- Pause to connect with and listen to what’s going on.
- Identify the feelings you are having, both physically and emotionally.
- Then ask yourself what you are needing in this moment and in your life.
- What specific action steps can you take to address the need(s)?
- Distance yourself from the feeling, to give yourself a chance to broaden your narrow perspective:
- Say, “I am feeling______”
- “I’m noticing that I’m feeling_______ “
- “I’m noticing that a part of me is feeling ________”
- “I’m noticing that a few seconds ago, I was noticing that a part of me was feeling______”
- You can even walk into another room and look toward where you had been sitting and recall what you were feeling like when you were there.
- Say, “There’s a story in my head right now.
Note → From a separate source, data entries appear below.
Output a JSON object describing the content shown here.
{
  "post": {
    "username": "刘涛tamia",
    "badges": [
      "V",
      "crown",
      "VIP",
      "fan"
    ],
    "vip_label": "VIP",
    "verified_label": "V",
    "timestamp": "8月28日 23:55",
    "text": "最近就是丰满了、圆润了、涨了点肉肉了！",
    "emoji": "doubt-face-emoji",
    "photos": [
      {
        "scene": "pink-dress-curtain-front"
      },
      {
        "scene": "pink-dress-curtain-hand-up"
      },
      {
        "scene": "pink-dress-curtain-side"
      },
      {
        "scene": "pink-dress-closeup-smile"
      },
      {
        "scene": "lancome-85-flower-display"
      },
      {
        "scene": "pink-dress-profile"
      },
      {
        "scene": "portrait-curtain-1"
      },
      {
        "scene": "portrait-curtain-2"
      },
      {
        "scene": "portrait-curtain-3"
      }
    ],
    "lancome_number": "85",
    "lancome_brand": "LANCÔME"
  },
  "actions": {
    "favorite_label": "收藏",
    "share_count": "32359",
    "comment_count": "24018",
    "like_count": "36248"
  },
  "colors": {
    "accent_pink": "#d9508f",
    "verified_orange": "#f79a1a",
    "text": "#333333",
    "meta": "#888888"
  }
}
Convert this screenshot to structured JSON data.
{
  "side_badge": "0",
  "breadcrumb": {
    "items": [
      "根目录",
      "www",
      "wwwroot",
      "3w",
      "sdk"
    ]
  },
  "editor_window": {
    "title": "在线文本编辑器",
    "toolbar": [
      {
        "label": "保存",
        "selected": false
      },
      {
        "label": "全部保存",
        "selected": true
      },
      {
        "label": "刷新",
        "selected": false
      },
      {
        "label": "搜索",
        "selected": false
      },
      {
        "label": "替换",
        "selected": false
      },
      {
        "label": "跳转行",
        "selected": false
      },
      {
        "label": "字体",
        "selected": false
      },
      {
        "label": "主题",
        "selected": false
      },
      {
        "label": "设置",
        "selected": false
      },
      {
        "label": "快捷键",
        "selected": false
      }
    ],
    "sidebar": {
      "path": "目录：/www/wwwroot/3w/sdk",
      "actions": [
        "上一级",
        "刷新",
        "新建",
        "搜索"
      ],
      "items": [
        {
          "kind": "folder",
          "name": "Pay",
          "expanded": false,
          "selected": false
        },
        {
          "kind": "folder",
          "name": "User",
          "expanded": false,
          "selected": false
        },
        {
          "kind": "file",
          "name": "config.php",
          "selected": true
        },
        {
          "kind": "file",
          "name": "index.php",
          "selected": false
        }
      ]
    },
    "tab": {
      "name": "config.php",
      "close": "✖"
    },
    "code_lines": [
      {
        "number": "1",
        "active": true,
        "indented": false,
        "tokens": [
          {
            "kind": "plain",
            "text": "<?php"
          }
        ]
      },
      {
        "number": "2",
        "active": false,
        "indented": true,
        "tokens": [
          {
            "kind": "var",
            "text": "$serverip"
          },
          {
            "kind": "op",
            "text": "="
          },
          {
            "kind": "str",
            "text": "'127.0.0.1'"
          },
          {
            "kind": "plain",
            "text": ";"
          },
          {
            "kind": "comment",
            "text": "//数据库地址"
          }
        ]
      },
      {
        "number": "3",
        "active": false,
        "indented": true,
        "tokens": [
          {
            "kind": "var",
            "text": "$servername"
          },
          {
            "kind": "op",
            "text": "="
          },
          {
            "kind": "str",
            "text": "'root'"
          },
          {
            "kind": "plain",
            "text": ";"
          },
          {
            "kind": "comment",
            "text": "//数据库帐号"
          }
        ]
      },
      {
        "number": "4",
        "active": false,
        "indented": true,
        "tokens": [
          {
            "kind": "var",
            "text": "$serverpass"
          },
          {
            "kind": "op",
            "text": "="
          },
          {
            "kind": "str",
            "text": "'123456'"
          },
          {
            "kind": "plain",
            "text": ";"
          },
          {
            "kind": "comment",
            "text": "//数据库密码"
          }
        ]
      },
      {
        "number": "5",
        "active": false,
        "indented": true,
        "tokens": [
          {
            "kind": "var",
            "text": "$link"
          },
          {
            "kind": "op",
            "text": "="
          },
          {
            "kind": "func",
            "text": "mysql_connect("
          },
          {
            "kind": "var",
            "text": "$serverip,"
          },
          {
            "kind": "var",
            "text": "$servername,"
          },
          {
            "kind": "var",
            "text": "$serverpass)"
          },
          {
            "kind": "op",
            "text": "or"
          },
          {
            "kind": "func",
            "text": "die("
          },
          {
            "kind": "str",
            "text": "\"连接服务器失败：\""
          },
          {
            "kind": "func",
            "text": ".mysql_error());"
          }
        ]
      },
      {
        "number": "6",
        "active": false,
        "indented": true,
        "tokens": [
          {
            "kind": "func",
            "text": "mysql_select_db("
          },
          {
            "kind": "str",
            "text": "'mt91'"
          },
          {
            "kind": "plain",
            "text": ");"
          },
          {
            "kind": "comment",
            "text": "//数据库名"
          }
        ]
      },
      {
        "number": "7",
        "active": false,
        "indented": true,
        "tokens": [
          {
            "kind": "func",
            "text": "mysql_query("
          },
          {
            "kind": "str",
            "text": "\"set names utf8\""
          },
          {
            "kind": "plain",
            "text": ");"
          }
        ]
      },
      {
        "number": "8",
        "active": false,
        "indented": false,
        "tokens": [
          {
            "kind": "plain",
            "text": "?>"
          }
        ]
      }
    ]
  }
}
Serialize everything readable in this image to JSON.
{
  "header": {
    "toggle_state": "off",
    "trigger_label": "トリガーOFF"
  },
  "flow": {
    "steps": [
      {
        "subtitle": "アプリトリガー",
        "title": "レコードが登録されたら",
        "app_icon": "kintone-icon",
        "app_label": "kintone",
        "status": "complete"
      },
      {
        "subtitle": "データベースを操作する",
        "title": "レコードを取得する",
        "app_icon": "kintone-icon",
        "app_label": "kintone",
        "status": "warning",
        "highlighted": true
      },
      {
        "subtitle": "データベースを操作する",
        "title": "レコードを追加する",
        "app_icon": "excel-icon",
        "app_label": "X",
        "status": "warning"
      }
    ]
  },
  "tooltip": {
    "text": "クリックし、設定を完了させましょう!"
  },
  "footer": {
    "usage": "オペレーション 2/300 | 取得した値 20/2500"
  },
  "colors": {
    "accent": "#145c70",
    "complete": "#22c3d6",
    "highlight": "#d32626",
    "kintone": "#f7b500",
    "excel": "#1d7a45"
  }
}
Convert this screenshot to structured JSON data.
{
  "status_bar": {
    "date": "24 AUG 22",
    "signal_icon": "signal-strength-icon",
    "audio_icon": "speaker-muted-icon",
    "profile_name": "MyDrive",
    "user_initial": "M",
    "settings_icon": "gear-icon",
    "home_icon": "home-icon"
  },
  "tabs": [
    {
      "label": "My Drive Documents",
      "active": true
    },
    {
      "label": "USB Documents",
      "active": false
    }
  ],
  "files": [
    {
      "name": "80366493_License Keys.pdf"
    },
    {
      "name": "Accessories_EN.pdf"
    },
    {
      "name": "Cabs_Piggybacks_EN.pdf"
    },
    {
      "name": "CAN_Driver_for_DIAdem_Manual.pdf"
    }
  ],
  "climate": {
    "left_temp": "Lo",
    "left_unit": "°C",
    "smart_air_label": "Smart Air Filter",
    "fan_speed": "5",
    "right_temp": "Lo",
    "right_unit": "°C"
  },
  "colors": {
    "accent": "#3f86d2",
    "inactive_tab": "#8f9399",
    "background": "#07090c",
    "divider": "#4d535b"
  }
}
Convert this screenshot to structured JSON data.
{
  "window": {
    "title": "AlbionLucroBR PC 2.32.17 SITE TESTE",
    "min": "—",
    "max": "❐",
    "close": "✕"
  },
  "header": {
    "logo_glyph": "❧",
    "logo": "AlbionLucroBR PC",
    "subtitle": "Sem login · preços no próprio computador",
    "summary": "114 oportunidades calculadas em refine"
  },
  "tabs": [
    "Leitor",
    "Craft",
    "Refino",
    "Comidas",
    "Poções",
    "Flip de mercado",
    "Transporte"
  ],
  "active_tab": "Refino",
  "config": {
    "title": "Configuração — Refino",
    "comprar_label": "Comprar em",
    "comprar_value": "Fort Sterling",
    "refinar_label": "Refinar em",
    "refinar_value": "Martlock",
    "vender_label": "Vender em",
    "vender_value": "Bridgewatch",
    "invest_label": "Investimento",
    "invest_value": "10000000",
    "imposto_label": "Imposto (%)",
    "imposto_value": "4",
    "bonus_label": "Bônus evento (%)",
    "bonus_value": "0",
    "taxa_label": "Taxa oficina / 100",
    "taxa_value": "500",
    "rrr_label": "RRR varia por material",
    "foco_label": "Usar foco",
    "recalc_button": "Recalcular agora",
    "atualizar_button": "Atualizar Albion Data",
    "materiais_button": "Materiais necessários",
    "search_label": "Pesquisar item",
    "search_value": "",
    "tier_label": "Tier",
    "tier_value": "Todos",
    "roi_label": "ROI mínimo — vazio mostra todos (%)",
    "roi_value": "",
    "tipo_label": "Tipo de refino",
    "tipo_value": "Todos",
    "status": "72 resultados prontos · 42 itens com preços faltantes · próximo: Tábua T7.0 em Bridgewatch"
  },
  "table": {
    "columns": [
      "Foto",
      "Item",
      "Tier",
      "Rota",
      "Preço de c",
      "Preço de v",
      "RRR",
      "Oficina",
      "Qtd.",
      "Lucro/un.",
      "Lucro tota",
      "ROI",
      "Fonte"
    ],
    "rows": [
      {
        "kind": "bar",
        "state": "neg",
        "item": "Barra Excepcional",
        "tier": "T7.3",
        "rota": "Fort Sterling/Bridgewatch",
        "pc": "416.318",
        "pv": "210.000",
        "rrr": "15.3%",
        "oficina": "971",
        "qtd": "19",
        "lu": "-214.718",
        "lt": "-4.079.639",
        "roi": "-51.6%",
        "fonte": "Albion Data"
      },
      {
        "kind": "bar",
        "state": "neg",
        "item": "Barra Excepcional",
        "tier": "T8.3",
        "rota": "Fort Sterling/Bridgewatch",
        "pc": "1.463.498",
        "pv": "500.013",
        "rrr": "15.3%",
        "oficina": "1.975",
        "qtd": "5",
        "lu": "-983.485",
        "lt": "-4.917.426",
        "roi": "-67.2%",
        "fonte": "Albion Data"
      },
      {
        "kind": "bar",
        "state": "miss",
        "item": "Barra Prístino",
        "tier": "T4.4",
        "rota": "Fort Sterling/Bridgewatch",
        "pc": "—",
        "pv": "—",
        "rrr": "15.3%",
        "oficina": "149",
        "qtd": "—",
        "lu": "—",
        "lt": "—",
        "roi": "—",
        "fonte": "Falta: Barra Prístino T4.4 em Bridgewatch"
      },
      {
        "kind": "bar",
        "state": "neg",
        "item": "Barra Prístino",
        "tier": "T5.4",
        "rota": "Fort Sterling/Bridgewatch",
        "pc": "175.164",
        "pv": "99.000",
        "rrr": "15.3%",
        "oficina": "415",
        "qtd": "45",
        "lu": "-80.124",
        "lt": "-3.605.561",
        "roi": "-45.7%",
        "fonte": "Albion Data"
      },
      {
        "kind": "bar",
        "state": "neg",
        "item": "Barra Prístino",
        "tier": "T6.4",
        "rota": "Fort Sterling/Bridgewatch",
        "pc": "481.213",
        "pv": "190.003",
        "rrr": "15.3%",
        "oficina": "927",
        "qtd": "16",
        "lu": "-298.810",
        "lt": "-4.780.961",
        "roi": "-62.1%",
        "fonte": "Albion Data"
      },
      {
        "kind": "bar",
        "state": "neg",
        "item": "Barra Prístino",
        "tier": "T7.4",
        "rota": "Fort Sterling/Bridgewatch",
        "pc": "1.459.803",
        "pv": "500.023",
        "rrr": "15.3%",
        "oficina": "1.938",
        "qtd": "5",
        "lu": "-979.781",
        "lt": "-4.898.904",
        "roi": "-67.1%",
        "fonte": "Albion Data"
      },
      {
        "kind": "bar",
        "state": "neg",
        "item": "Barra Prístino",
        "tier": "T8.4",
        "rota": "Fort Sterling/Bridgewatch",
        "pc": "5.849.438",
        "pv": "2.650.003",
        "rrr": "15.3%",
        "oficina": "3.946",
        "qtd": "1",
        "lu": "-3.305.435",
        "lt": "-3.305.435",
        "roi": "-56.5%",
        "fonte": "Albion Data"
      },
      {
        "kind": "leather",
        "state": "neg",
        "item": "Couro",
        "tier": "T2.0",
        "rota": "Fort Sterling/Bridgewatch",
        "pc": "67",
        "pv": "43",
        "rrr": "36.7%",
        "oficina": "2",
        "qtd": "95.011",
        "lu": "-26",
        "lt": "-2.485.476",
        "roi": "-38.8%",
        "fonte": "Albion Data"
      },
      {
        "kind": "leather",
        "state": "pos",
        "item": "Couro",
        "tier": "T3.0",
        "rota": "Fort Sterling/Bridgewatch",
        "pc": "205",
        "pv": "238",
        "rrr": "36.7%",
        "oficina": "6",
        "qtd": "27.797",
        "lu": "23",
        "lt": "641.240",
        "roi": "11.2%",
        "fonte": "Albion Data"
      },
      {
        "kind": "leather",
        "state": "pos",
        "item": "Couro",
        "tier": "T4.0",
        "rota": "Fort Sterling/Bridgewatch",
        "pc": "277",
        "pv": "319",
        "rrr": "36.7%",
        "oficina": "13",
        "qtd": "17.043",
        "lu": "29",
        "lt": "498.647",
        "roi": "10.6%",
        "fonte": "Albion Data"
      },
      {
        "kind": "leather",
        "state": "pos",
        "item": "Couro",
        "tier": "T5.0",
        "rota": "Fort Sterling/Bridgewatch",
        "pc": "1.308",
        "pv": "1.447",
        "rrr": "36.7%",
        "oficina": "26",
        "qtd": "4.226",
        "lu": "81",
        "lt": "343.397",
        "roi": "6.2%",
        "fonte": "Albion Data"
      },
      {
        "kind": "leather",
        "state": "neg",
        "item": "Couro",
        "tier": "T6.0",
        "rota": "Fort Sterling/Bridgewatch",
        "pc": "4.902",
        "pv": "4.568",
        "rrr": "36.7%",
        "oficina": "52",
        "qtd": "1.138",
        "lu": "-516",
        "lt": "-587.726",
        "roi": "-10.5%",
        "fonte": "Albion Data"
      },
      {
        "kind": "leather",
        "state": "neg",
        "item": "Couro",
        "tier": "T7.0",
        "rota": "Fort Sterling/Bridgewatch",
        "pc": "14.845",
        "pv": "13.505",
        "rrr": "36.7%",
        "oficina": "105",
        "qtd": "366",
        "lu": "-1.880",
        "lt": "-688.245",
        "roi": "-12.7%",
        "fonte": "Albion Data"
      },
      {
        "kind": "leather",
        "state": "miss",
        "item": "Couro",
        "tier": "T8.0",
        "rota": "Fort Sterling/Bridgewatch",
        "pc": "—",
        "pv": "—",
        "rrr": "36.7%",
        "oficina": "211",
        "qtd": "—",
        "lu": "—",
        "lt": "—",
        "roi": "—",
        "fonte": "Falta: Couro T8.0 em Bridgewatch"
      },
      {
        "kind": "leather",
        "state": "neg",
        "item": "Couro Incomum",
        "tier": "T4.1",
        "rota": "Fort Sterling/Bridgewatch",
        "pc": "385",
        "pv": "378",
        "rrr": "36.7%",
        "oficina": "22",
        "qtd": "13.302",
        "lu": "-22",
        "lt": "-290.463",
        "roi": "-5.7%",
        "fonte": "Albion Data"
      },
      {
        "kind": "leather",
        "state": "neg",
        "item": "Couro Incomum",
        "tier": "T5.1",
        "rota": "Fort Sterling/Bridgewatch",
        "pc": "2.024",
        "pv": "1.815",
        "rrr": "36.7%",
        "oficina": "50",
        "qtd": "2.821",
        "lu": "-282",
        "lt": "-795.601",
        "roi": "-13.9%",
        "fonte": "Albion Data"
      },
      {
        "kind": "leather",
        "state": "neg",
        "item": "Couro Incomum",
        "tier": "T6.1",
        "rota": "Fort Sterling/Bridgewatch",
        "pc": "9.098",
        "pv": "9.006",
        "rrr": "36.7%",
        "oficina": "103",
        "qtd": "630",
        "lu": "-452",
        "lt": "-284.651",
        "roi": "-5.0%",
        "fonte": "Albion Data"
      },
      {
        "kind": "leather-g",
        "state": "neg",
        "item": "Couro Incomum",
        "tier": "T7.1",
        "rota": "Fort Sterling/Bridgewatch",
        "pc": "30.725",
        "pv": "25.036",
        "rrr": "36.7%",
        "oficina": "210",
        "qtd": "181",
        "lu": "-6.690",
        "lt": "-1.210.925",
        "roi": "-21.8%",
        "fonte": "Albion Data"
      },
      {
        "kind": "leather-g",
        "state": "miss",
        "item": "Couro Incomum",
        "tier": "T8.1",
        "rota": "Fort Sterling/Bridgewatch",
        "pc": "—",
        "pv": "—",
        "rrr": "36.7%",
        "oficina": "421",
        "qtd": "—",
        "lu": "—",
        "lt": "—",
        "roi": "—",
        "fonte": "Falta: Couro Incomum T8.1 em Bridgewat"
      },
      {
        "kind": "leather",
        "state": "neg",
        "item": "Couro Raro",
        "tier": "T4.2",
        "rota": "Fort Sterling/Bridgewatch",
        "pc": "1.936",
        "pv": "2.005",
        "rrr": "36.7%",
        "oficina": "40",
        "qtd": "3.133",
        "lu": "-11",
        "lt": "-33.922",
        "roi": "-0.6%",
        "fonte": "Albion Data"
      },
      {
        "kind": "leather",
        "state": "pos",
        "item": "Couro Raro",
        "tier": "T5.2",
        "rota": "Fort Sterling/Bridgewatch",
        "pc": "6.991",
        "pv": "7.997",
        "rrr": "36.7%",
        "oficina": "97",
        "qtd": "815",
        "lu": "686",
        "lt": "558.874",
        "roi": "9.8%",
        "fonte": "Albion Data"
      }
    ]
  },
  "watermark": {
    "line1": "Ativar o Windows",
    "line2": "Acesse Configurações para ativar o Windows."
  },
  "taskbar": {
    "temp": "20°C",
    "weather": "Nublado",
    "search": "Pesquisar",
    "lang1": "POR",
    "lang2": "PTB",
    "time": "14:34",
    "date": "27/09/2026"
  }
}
The story is __________.” Now try to repeat the story, using objective and factual language, like you are watching it on a video, without any opinions or interpretations or analysis. Acknowledge that it’s actually your perception and interpretation of these events/actions that are causing you to react in a certain way. Most likely, there are several interpretations of this. Try a few more perceptions, maybe by imagining how different people you know might react, just so your mind can stretch.
- Emotions actually remain in our bloodstream for only seconds at a time-90 seconds at the most. If the emotion is continuing, maybe you’re fueling it with thoughts. Pause to look at the thoughts. How are you benefitting from continuing to believe this? Holding on to the thoughts and beliefs could be a strategy to meet a need. What is the underlying need? What other strategies could you try to meet the need(s)?
- Call or visit a friend or family member. Ask them to just hold space for you to talk. While you talk, once you get the story out, get in touch with and express what you are feeling. Then try to pinpoint what you could be needing. The listener is simply listening fully and holding an empathic presence, for ten or twenty minutes-or however long it takes for you to feel the relief and shift of connecting with your experience. How often can you say that you’ve just been listened to? It’s transformative.
- Try humor:
Photo: Twitter / Karen Zack / @teenybiscuit